At this year’s php[world] hackathon, I spent my time getting a Vagrant machine configured to run Drupal 8. I know there are other options, like Acquia’s own Dev Desktop, or even Zend Server. However, I like using Vagrant to run my LAMP stacks, especially on OS X. I’ve never been able to easily run xAMP on non-Linux machines. Installing MySQL can be a pain, system updates can change the version of PHP you’re running, and some PHP extensions are really difficult to build—even with Homebrew. Vagrant simplifies getting a working development environment running by automating the provision of a virtual machine for you, usually with a tool like Chef, Puppet, or Ansible.

Oscar (the author) took advantage of some time at the php[world] hackathon to create the necessary files for building this environment. He walks you through the steps to creating the basic vagrant file with "config" options (explaining each one) and walks through the setup of additional options, software like Apache and Drupal. He then sets up the Ansible configuration to create the box, run the provisioning and configuration of the resulting server. Finally, he shows the result of the install if everything was successful.

tagged: drupal8 vagrant vm virtualmachine tutorial introduction configuration provision

Link: http://www.phparch.com/2014/11/build-a-vm-for-drupal-8-with-vagrant/

SitePoint PHP Blog:
Drupal 8 Hooks and the Symfony Event Dispatcher
Oct 21, 2014 @ 13:14:53

The SitePoint PHP blog has a new tutorial posted today showing the interaction between Drupal 8 hooks and the Symfony dispatcher in the last part of their series showing how to build a custom Drupal 8 module.

With the incorporation of many Symfony components into Drupal in its 8th version, we are seeing a shift away from many Drupalisms towards more modern PHP architectural decisions. For example, the both loved and hated hook system is getting slowly replaced. Plugins and annotations are taking away much of the need for info hooks and the Symfony Event Dispatcher component is replacing some of the invoked hooks. Although they remain strong in Drupal 8, it’s very possible that with Drupal 9 (or maybe 10) hooks will be completely removed.

He starts off with a brief introduction to what the event dispatcher is and how it currently interacts with the Drupal 8 system. He uses a simple form example with two text fields and how to hook in the dispatcher to fire a "demo_form.save" event when the user submits the form. He ties this into a DemoEvent and sets up a simple subscriber. He ends the article with a look at using hooks to achieve the same kind of goal.

tagged: drupal8 tutorial hooks event dispatcher symfony component

Link: http://www.sitepoint.com/drupal-8-hooks-symfony-event-dispatcher/

Acquia Blog:
5 PHP Components every Drupal 8 Developer should know: Part 1 - Composer
Jun 25, 2014 @ 12:04:23

On the Acquia blog there's a new post from Kris Vanderwater, Developer Evangelist, starting off a series of "Five PHP Components Every Drupal 8 Developer Should Know". In this first post he covers something that's more of a tool to deal with components and dependencies - working with Composer.

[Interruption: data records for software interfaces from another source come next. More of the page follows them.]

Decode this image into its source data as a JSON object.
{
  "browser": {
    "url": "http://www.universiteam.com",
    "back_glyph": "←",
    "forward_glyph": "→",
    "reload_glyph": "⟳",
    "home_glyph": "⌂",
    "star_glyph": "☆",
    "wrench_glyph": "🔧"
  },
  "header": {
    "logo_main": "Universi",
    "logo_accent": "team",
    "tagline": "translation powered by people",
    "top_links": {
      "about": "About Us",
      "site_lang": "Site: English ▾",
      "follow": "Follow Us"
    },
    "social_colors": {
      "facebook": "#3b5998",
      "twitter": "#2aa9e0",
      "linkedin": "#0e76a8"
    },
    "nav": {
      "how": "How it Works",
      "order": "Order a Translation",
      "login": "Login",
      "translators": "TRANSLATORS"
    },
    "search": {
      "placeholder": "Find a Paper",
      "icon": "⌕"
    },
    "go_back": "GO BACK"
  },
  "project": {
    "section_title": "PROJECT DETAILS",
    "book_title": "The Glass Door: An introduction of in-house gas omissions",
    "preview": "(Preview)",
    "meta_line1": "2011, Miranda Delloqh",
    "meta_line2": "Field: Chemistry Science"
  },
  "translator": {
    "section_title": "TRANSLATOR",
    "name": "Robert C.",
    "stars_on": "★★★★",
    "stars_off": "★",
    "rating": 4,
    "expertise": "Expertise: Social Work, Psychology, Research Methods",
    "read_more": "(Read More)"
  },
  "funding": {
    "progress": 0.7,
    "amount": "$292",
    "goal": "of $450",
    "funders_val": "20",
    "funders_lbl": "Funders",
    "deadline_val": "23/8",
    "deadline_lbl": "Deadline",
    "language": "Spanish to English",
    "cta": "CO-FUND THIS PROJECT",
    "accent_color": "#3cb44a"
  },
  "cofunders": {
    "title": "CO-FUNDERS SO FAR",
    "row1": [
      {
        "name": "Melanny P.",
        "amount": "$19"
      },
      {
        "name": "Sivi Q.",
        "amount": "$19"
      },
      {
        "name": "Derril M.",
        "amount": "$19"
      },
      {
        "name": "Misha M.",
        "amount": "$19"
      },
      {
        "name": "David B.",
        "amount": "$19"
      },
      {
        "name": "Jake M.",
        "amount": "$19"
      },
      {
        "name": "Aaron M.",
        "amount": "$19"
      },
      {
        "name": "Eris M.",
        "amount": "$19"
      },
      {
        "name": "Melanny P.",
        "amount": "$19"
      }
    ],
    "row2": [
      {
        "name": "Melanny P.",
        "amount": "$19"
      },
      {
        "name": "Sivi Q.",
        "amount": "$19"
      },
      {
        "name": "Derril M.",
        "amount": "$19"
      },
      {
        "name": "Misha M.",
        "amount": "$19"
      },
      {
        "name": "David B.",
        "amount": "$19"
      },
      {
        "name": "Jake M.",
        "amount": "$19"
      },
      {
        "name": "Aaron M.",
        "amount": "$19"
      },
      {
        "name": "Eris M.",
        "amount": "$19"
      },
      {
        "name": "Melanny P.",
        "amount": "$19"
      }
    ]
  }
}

Drupal 8 has made a lot of changes. Architectural and technical changes abound, but Drupal 8 has also brought social changes. We’re not really feeling the full effects of those changes quite yet, but with time, I believe the implications of Drupal 8’s new direction will have an amazing impact for the good of our community. A big part of those changes was the decision to adopt outside code. [...] Interoperability is the driving force of this renaissance and that interoperability has been fueled by a combination of: [a few things including] the timely appearance of a tool known as Composer.

He briefly introduces the tool to those not familiar with it and its purpose. He links to some of the installation instructions, both global and local to a single project. He includes an example "composer.json" (to install the popular Guzzle HTTP tool) and running the "install" command. He gets into the directory structure and files that are created as a part of the installation. He also looks more deeply at the classmap file and how that relates to the files downloaded.

tagged: acquia component introduction drupal8 top5 composer

Link: https://www.acquia.com/blog/5-php-components-every-drupal-8-developer-should-know-part-1-composer